Fitbit has announced that they’ll be making a set of their Fitbit Premium subscription features free to all Fitbit users – including for Pixel Watch users which leverage the Fitbit features. These features are mostly historical data access features (versus things like coaching). The change is effective today/immediately, but may take till the end of the month to roll out for all users.
Fitbit says specifically that data within the “Fitbit Health Metrics Dashboard” will now be free to all users, which includes trends for both 30-day and 90-day timeframes. This includes the following stats (according to Fitbit):
- Breathing rate: This metric is the number of breaths you take per minute.
- Heart-rate variability (HRV): This metric is the variation in time between heartbeats.
- Skin temperature: This metric is the variation in your skin temperature taken from your wrist while you sleep.
- Oxygen saturation (SpO2): This metric estimates the amount of oxygen in your blood, and will only be available on compatible devices.
- Resting heart rate (RHR): This metric is the number of times your heart beats per minute when you are still and well-rested.
Note that some features remain Premium, such as Fitbit’s Daily Readiness Score, which combines a number of data layers together such as sleep and workout history, to figure out whether you should do a workout or take a nap (or some combination of the two of those). Same goes for features like sleep restlessness.
So while Fitbit hasn’t gone all the way to removing the Fitbit Premium subscription, this is a notable first step.
I’d been meaning to finish writing a post I started drafting last fall, which was tentatively titled “Fitbit’s Subscription Misinformation Is Killing Their Own Products”. The point of the post was that overwhelmingly, the conversation I’ve seen following Fitbit product releases is no longer about the products or features. Instead, it’s become about all the features people think they need a subscription for.

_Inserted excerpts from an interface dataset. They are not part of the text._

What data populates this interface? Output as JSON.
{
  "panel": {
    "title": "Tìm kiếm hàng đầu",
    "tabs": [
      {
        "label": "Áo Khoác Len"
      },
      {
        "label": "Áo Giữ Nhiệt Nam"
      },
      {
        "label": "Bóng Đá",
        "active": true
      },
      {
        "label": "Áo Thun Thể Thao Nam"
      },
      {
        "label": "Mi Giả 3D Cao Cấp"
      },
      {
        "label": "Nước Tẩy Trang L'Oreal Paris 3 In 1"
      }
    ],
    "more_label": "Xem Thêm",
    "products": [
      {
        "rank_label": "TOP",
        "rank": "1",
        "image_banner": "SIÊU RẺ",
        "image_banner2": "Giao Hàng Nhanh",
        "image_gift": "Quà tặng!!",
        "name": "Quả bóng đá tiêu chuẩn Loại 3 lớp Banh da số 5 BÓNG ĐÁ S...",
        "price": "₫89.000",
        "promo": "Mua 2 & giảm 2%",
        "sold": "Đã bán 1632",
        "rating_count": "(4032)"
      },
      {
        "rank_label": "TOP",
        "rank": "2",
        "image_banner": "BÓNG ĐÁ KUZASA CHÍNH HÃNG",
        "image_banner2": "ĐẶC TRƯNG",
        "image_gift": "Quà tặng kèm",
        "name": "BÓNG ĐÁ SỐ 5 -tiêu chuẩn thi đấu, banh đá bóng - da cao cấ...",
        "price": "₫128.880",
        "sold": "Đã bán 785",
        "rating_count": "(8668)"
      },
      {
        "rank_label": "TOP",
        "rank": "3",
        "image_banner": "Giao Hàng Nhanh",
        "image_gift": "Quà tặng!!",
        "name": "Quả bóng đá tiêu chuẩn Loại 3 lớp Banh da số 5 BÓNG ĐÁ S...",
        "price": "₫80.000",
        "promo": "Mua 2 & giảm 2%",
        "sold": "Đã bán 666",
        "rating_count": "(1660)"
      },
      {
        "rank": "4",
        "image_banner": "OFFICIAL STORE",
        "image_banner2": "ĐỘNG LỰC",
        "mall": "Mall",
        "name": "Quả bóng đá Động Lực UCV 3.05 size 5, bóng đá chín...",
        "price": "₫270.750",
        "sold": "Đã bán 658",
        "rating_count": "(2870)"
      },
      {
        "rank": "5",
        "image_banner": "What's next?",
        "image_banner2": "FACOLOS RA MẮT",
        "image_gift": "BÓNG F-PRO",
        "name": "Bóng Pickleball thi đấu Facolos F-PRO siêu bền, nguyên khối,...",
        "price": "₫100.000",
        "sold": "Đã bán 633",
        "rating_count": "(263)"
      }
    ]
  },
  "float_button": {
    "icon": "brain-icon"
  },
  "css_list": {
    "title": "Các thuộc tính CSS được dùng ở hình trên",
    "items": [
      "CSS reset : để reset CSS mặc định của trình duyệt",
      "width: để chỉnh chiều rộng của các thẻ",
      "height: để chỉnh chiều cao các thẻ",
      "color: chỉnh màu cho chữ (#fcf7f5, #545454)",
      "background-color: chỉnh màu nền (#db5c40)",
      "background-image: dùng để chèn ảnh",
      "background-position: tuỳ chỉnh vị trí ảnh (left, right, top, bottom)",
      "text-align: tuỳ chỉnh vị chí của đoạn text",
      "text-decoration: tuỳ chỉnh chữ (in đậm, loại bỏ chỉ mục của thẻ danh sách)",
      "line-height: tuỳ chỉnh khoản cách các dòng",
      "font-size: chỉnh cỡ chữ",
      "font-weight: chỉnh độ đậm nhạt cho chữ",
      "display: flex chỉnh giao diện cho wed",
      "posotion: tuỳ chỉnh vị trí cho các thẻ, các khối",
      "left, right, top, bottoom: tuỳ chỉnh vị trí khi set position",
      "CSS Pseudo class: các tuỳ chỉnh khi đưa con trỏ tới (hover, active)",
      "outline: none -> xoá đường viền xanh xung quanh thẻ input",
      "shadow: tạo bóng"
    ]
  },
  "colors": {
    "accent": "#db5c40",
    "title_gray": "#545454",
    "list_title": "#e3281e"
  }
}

I can’t overstate how mind-boggling it is to see how overwhelming this assumption is in the comments section of reviews here as well as YouTube – let alone countless other places on the internet.
The problem? It’s actually largely untrue.
Sure, there were historical metrics like the above listed ones that were paywalled beyond 7-day data. But almost everything else wasn’t actually paywalled. I outlined this in the side-by-side post I did last spring between the Fitbit Charge 5 and the Garmin Vivosmart 5. And the kicker was that for things like HRV and Skin Temp, their competitors didn’t offer those at those price points, or for free. Leaving really only three comparative metrics that required premium for longer data periods (Breathing Rate, SpO2, and Resting HR). All other historical data like steps, sleep, workouts, stairs, and everything in between was actually fully available for free.
In other words, virtually every comment I saw in reviews led people to believe they couldn’t access these stats without paying extra – when in reality they could. These are reviews on YouTube for Fitbit Charge products that each have +/- a million views on them – with lots of people reading comments as part of their purchasing decision.
For example, I did my entire Fitbit Inspire 3 In-Depth Review last fall on a free account, no paid subscription. And here’s the sleep data you see:
Thus the point of my drafted post I never finished was that Fitbit was killing their own hardware success trying to sell a subscription that I don’t think was actually overcoming the loss of product revenue. Add to this their competitors like Apple and Garmin offering everything for free. We saw Garmin shift their PR and marketing approach last winter from being subtle about this point, to now being overtly sharp about it. It’s literally a line-item in their press releases now:
“Designed for customers seeking a simpler solution for monitoring their wellbeing, the vívosmart 5 features at-a-glance health stats for Pulse Ox, 24/7 heart rate monitoring, Body Battery energy monitoring, all-day stress tracking and more — no subscription required.””
And Garmin’s executives have doubled-down on that in multiple interviews as well:
“It’s your data,” [Phil] McClendon said. “We’re not charging you the ability to access your data, and that’s something we will continue to do and that we feel very strongly about.”
Obviously, it’s not just Garmin, but most of Fitbit’s competitors. Companies like Samsung offered this data via their S Health platform for free, as does Apple via their own Fitness app and Apple Health vault. Plus a slate of smaller or more indirect competitors like Polar, Suunto, Huawei, and many more. As Google slowly shifts Fitbit’s platform to be a more direct competitor to the Apple Watch for Google’s own Pixel Watch, it needs to find a way to kill off that line of “but a subscription” questioning for consumers – at least for core data features. Coaching and classes is one thing, but not looking at your own data.
But hey, given all the other weird things that Fitbit has decided to kill off in recent months, at least this time they killed a bad thing. Hopefully this trend correction continues.
With that – thanks for reading!